* Work required:
Where a line of the material includes the string "label", copy that line.

------ Records shown ------

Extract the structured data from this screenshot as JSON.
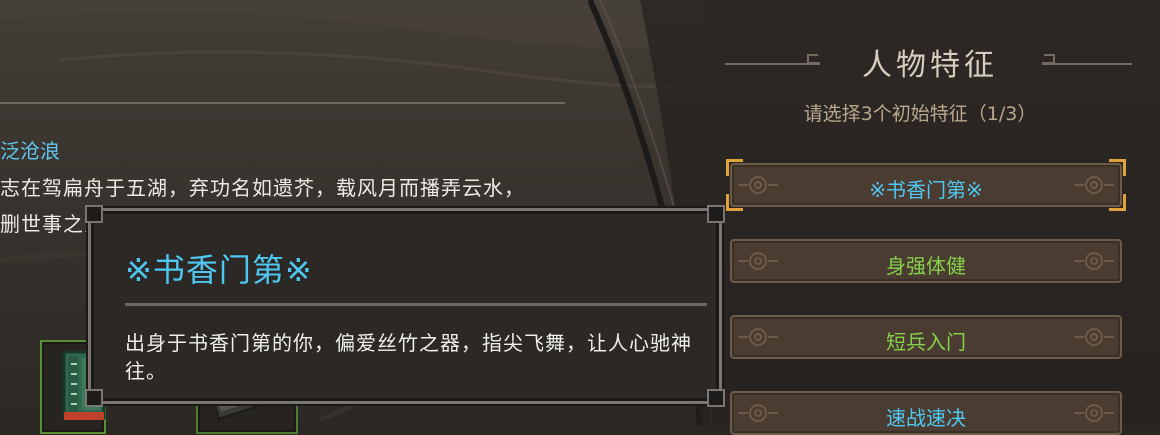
{
  "story": {
    "title": "泛沧浪",
    "line1": "志在驾扁舟于五湖，弃功名如遗芥，载风月而播弄云水，",
    "line2": "删世事之浮尘。"
  },
  "inventory": {
    "slot_icons": [
      "book-icon",
      "scroll-icon"
    ]
  },
  "panel": {
    "title": "人物特征",
    "hint": "请选择3个初始特征（1/3）",
    "traits": [
      {
        "label": "※书香门第※",
        "selected": true,
        "color": "#4fc7f2"
      },
      {
        "label": "身强体健",
        "selected": false,
        "color": "#85d14a"
      },
      {
        "label": "短兵入门",
        "selected": false,
        "color": "#85d14a"
      },
      {
        "label": "速战速决",
        "selected": false,
        "color": "#4fc7f2"
      }
    ]
  },
  "tooltip": {
    "title": "※书香门第※",
    "description": "出身于书香门第的你，偏爱丝竹之器，指尖飞舞，让人心驰神往。"
  },
  "colors": {
    "accent_blue": "#4fc7f2",
    "accent_green": "#85d14a",
    "selection_gold": "#e0a23a"
  }
}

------

* Solution to the exercise:
        "label": "※书香门第※",
        "label": "身强体健",
        "label": "短兵入门",
        "label": "速战速决",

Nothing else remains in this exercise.